SOURCE MATERIAL: Begin

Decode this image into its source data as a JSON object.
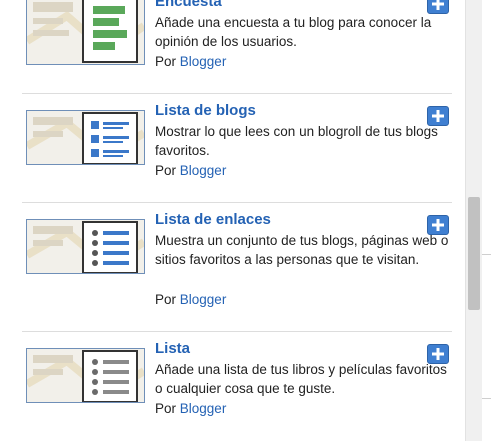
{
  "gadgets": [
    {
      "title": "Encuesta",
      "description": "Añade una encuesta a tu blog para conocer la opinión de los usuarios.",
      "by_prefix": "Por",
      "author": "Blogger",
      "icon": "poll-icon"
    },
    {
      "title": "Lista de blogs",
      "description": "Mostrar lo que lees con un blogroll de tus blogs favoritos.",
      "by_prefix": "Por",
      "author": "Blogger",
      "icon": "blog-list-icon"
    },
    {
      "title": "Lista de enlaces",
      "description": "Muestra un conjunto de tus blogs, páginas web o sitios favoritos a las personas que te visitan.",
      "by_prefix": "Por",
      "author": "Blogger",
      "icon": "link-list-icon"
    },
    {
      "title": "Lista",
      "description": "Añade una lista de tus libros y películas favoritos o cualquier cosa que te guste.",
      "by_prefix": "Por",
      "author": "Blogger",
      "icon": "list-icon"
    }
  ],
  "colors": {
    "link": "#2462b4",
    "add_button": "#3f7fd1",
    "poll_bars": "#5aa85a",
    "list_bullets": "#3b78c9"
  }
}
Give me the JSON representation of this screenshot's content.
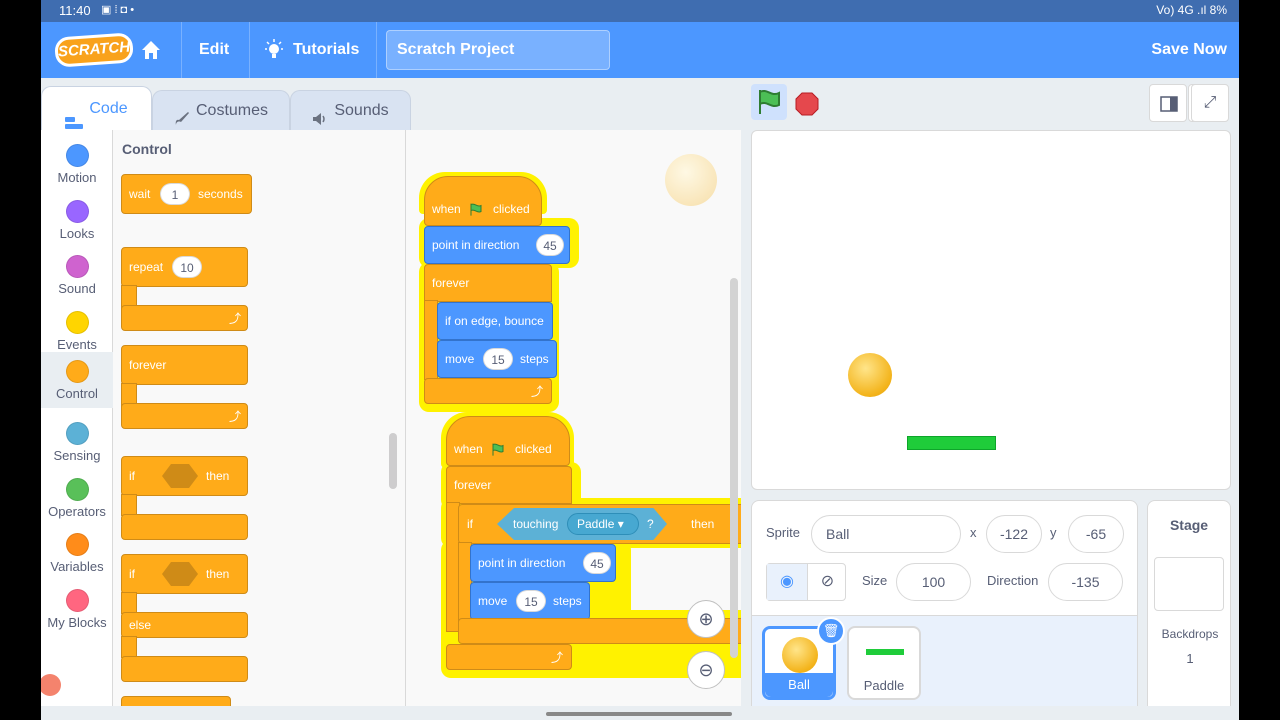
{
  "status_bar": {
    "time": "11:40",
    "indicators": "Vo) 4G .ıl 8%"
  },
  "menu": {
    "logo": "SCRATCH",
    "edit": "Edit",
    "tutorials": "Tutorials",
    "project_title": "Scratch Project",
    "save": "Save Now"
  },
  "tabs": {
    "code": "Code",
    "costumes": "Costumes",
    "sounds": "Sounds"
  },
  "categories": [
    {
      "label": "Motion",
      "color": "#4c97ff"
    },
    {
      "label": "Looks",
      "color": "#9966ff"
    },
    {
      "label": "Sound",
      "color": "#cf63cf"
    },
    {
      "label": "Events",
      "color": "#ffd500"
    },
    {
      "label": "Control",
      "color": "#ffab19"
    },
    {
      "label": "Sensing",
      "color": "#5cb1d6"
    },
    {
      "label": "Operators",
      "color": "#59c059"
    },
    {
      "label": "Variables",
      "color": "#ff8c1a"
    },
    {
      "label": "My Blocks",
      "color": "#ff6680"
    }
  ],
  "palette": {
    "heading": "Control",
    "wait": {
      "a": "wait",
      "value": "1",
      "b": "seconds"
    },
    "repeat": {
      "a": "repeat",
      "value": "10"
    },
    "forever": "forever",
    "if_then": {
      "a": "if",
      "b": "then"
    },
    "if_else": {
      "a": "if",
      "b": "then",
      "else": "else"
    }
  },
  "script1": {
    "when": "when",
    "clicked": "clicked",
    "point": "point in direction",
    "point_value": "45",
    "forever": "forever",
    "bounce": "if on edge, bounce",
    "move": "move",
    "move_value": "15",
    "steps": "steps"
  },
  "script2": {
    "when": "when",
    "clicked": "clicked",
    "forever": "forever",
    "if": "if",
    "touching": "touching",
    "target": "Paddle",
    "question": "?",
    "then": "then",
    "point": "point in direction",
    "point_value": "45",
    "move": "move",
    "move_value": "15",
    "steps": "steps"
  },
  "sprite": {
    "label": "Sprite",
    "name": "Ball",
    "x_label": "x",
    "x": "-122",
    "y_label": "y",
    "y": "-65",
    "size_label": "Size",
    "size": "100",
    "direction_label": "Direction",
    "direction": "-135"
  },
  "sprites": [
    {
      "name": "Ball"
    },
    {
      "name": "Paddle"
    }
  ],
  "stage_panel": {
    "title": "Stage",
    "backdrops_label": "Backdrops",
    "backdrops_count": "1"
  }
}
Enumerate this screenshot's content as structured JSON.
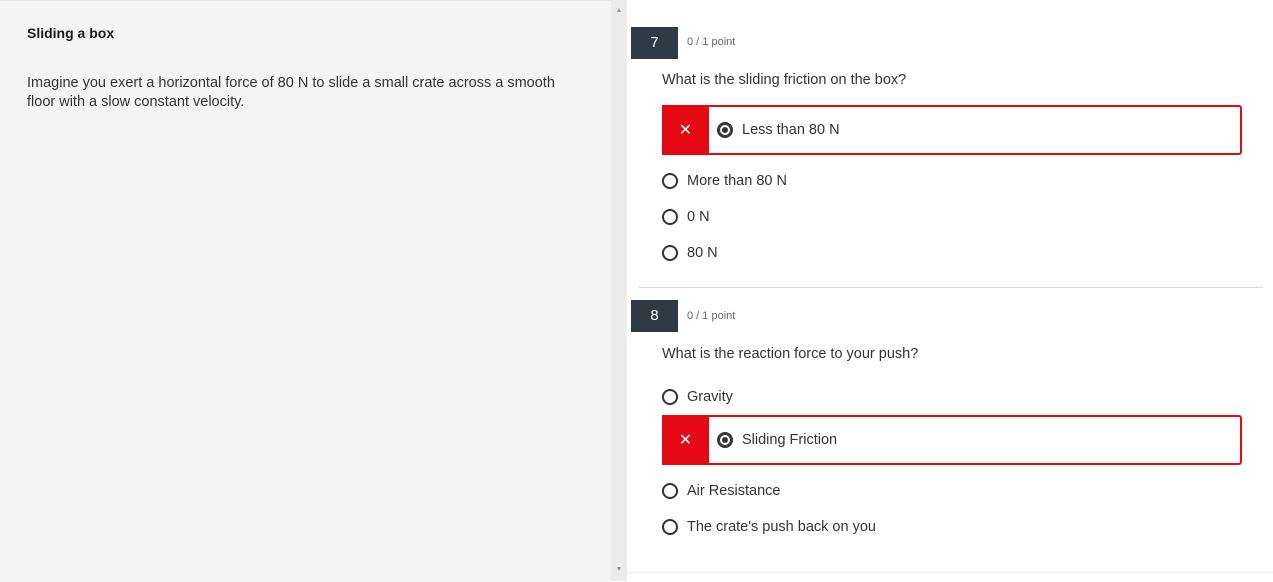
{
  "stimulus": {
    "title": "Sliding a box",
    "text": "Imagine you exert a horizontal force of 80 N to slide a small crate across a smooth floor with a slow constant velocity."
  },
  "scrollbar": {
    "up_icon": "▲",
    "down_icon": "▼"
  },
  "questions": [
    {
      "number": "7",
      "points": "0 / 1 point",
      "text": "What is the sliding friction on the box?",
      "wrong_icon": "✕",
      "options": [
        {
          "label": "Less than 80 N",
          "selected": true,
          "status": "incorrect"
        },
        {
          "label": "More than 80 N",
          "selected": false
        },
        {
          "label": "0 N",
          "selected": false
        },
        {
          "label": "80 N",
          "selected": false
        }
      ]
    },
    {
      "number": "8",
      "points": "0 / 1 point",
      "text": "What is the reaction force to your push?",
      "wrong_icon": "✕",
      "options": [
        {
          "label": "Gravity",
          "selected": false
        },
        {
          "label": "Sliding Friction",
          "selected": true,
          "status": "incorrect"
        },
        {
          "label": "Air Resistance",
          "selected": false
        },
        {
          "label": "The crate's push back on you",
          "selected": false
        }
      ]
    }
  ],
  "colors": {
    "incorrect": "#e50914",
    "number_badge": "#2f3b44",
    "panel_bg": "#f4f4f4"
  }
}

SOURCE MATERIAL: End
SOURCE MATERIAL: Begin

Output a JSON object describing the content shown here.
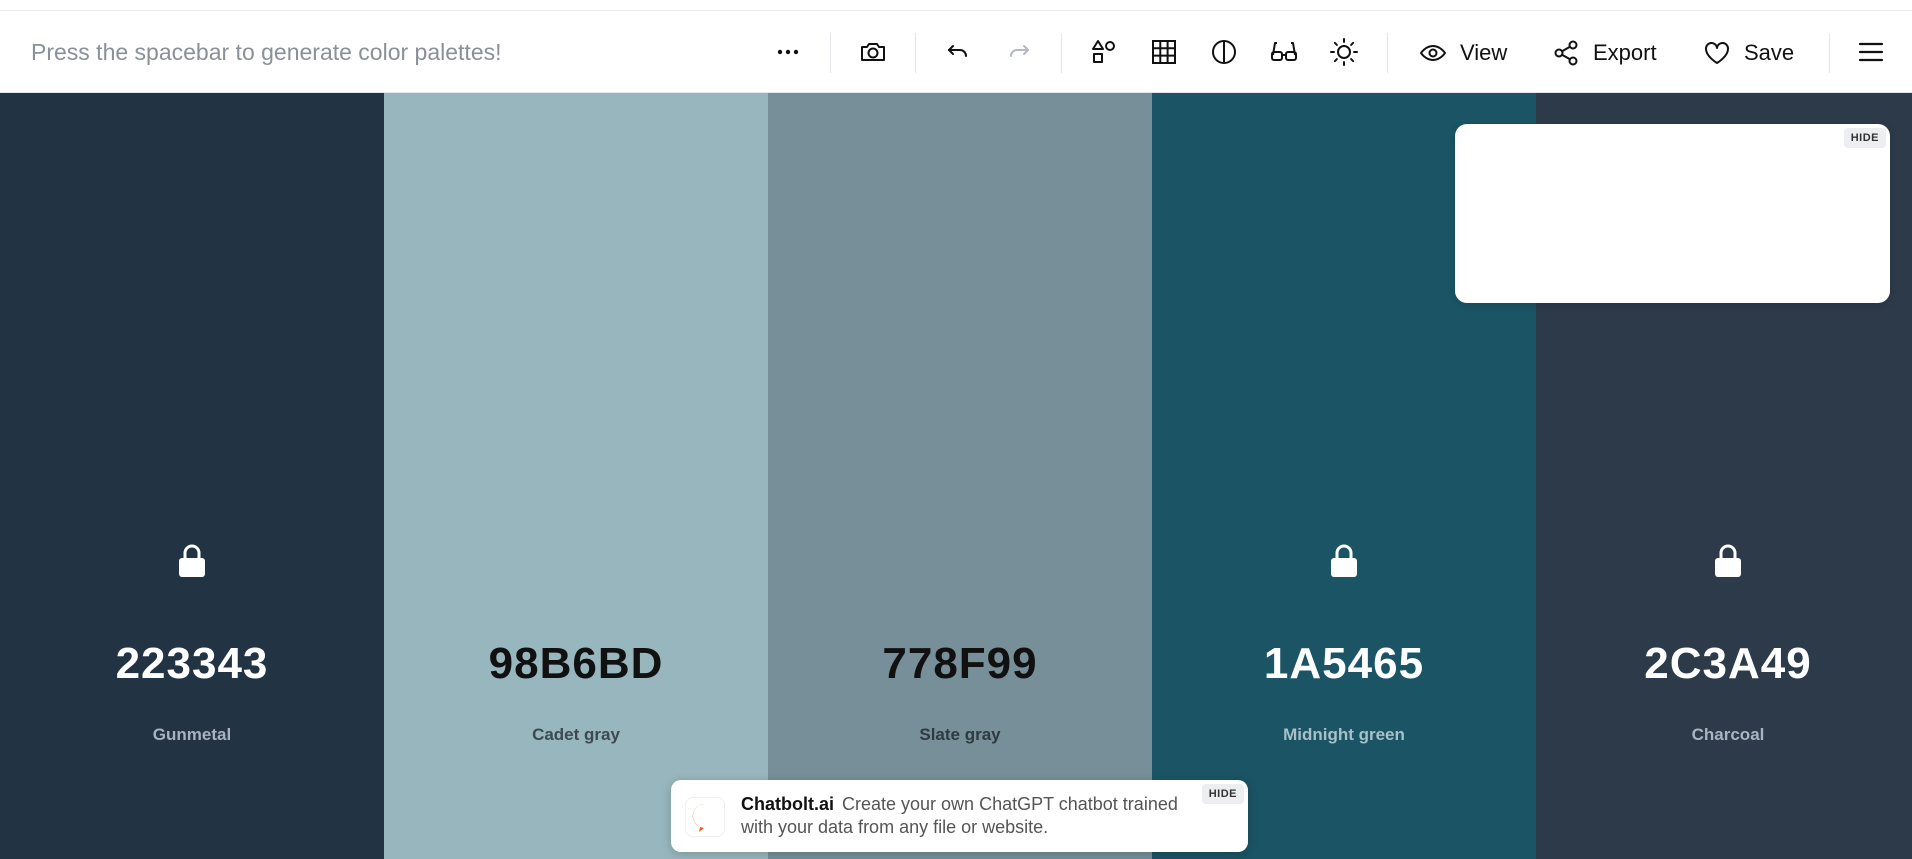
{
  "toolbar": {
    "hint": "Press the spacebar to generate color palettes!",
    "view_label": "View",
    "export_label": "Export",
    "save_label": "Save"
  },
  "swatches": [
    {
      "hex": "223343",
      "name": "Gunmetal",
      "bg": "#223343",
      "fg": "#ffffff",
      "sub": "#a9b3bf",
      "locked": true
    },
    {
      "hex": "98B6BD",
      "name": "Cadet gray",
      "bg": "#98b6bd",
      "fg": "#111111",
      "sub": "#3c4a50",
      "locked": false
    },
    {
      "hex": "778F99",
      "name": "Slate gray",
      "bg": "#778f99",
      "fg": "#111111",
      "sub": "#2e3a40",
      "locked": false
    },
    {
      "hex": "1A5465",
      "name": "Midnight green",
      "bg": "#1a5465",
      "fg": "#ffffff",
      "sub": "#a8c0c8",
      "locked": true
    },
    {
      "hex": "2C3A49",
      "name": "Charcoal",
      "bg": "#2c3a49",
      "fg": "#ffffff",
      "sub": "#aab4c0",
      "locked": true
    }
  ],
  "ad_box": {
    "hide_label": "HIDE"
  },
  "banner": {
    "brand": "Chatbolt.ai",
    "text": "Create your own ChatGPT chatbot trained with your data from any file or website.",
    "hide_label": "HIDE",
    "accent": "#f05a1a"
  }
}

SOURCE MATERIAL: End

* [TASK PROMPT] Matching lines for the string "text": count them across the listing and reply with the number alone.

* [SOLUTION] 4